● ASSIGNMENT
Restate all the entries exactly as they appear, apart from the pictures.

[Stored items from a collection]
((

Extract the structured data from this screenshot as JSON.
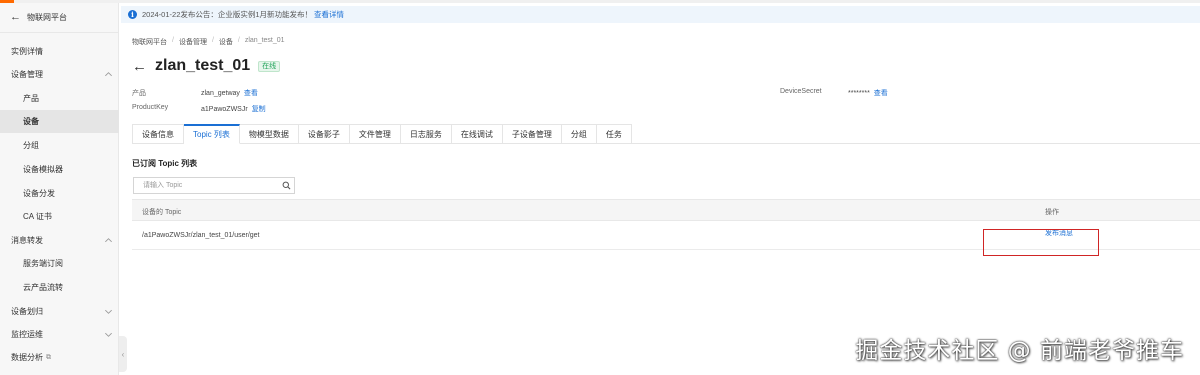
{
  "sidebar": {
    "back_label": "物联网平台",
    "items": [
      {
        "label": "实例详情"
      },
      {
        "label": "设备管理"
      },
      {
        "label": "产品"
      },
      {
        "label": "设备"
      },
      {
        "label": "分组"
      },
      {
        "label": "设备模拟器"
      },
      {
        "label": "设备分发"
      },
      {
        "label": "CA 证书"
      },
      {
        "label": "消息转发"
      },
      {
        "label": "服务端订阅"
      },
      {
        "label": "云产品流转"
      },
      {
        "label": "设备划归"
      },
      {
        "label": "监控运维"
      },
      {
        "label": "数据分析"
      }
    ]
  },
  "notice": {
    "text": "2024-01-22发布公告：企业版实例1月新功能发布！",
    "link": "查看详情"
  },
  "breadcrumb": [
    "物联网平台",
    "设备管理",
    "设备",
    "zlan_test_01"
  ],
  "page": {
    "title": "zlan_test_01",
    "status": "在线"
  },
  "meta": {
    "product_label": "产品",
    "product_value": "zlan_getway",
    "product_link": "查看",
    "productkey_label": "ProductKey",
    "productkey_value": "a1PawoZWSJr",
    "productkey_link": "复制",
    "secret_label": "DeviceSecret",
    "secret_value": "********",
    "secret_link": "查看"
  },
  "tabs": [
    "设备信息",
    "Topic 列表",
    "物模型数据",
    "设备影子",
    "文件管理",
    "日志服务",
    "在线调试",
    "子设备管理",
    "分组",
    "任务"
  ],
  "section_title": "已订阅 Topic 列表",
  "search": {
    "placeholder": "请输入 Topic"
  },
  "table": {
    "headers": [
      "设备的 Topic",
      "操作"
    ],
    "rows": [
      {
        "topic": "/a1PawoZWSJr/zlan_test_01/user/get",
        "action": "发布消息"
      }
    ]
  },
  "watermark": "掘金技术社区 @ 前端老爷推车",
  "colors": {
    "accent": "#1a6fd4",
    "brand": "#ff6a00",
    "highlight": "#d02525",
    "online": "#21a35a"
  }
}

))

● REPLY
Extract the structured data from this screenshot as JSON.
{
  "sidebar": {
    "back_label": "物联网平台",
    "items": [
      {
        "label": "实例详情"
      },
      {
        "label": "设备管理"
      },
      {
        "label": "产品"
      },
      {
        "label": "设备"
      },
      {
        "label": "分组"
      },
      {
        "label": "设备模拟器"
      },
      {
        "label": "设备分发"
      },
      {
        "label": "CA 证书"
      },
      {
        "label": "消息转发"
      },
      {
        "label": "服务端订阅"
      },
      {
        "label": "云产品流转"
      },
      {
        "label": "设备划归"
      },
      {
        "label": "监控运维"
      },
      {
        "label": "数据分析"
      }
    ]
  },
  "notice": {
    "text": "2024-01-22发布公告：企业版实例1月新功能发布！",
    "link": "查看详情"
  },
  "breadcrumb": [
    "物联网平台",
    "设备管理",
    "设备",
    "zlan_test_01"
  ],
  "page": {
    "title": "zlan_test_01",
    "status": "在线"
  },
  "meta": {
    "product_label": "产品",
    "product_value": "zlan_getway",
    "product_link": "查看",
    "productkey_label": "ProductKey",
    "productkey_value": "a1PawoZWSJr",
    "productkey_link": "复制",
    "secret_label": "DeviceSecret",
    "secret_value": "********",
    "secret_link": "查看"
  },
  "tabs": [
    "设备信息",
    "Topic 列表",
    "物模型数据",
    "设备影子",
    "文件管理",
    "日志服务",
    "在线调试",
    "子设备管理",
    "分组",
    "任务"
  ],
  "section_title": "已订阅 Topic 列表",
  "search": {
    "placeholder": "请输入 Topic"
  },
  "table": {
    "headers": [
      "设备的 Topic",
      "操作"
    ],
    "rows": [
      {
        "topic": "/a1PawoZWSJr/zlan_test_01/user/get",
        "action": "发布消息"
      }
    ]
  },
  "watermark": "掘金技术社区 @ 前端老爷推车",
  "colors": {
    "accent": "#1a6fd4",
    "brand": "#ff6a00",
    "highlight": "#d02525",
    "online": "#21a35a"
  }
}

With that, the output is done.